The Practical Implications of a Trinitarian Theology
I will be concluding my sermon series titled "Speaking of God" on Sunday. I that sermon I will address the Christian affirmation that God is Trinity. To say that Christians speak of God as Trinity is not to say that all Christians join me in affirming that position, but it is the dominant position. While Christians have been affirming their belief in the Trinity, it would be safe to say that it rarely has any practical implications. That is, in my opinion, unfortunate. Fortunately there has been a revival of Trinitarian conversation, which has sought to bring out the practical side of the conversation.
I recently finished Leonardo Boff's brief engagement with the Trinity, Holy Trinity, Perfect Community, along with books by Elizabeth Johnson and Catherine Mowry LaCugna. These encounters with Feminist and Liberationist theologians (all Roman Catholic by the way, though two have been "silenced") have stimulated my thinking about the importance of stressing the relationality that is present in God.

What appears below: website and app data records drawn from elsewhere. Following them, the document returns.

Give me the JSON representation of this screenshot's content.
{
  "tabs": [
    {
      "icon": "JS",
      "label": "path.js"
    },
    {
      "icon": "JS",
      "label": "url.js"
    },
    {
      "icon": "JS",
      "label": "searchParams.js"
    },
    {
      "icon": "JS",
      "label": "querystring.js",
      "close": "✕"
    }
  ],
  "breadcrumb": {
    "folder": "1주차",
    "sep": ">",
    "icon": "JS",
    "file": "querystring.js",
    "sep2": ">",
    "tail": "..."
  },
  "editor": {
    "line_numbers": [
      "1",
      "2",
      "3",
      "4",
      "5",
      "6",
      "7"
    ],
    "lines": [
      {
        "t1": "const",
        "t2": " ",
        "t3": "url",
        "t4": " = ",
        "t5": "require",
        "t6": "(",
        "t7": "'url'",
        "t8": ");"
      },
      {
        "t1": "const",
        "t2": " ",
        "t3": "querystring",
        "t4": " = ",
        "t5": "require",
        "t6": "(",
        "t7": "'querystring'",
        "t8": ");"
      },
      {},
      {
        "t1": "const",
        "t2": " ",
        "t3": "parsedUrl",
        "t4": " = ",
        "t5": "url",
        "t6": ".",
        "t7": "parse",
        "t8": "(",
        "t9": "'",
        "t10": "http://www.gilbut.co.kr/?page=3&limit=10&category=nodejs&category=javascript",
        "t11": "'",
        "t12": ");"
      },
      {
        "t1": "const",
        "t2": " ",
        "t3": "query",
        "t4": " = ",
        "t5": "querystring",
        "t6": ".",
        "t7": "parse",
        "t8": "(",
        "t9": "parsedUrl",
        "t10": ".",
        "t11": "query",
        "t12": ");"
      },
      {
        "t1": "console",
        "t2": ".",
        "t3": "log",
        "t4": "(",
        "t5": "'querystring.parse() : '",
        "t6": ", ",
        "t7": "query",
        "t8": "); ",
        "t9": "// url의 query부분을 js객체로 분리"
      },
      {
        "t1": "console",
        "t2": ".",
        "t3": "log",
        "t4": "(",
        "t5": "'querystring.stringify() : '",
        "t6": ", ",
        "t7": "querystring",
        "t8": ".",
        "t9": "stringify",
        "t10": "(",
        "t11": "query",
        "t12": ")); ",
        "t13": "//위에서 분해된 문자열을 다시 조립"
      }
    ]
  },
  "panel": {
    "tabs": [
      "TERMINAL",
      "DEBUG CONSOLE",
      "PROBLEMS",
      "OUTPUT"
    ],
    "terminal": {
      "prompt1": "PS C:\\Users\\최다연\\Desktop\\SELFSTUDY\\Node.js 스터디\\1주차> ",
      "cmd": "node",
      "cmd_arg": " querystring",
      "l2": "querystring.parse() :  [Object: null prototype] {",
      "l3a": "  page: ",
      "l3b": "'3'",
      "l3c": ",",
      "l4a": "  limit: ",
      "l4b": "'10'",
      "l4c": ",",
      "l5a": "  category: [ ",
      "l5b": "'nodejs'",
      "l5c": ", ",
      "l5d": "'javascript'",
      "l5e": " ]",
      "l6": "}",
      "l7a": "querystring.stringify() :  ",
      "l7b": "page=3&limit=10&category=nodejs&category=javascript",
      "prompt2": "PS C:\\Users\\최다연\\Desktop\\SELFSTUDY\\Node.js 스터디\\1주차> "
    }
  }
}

In this brief meditation I wanted to share this word from Elizabeth Johnson:
Deeply harmful attitudes and practices have arisen in church and society because one group imagines itself superior to another. The resulting stratification of power, with some dominant, some subordinate, shapes institutions of racism, sexism, ecclesiastical clericalism, and ruination of the earth, among other pernicious sins. The revitalized idea of the Trinity makes clear that, far from existing as a monarch ruling from isolated splendor and lording it over others, the living God is an overflowing communion of self-giving love. [Elizabeth A. Johnson,Quest for the Living God: Mapping Frontiers in the Theology of God (p. 223). Bloomsbury Publishing. Kindle Edition. ]
She makes the practical clearer when pointing to the way in which the church is called to live out this sense of mutuality that the Triune God exhibits:
The church’s identity and mission pivot on this point. Called to be a sacrament of the world’s salvation, the church is to be a living symbol of divine communion turned toward the world in inclusive and compassionate love. Only a community of equal persons related in profound mutuality, pouring out praise of God and care for the world in need , only such a church corresponds to the triune God it purports to serve. [Johnson, Quest for the Living God: (p. 223). Kindle Edition.]
It would seem, then, that our calling as church is to live in such a way that we experience mutuality and equality as a community living in relationship as defined by and exemplified by God -- whom we know as our "Father, Son, and Holy Spirit, Mother of us all."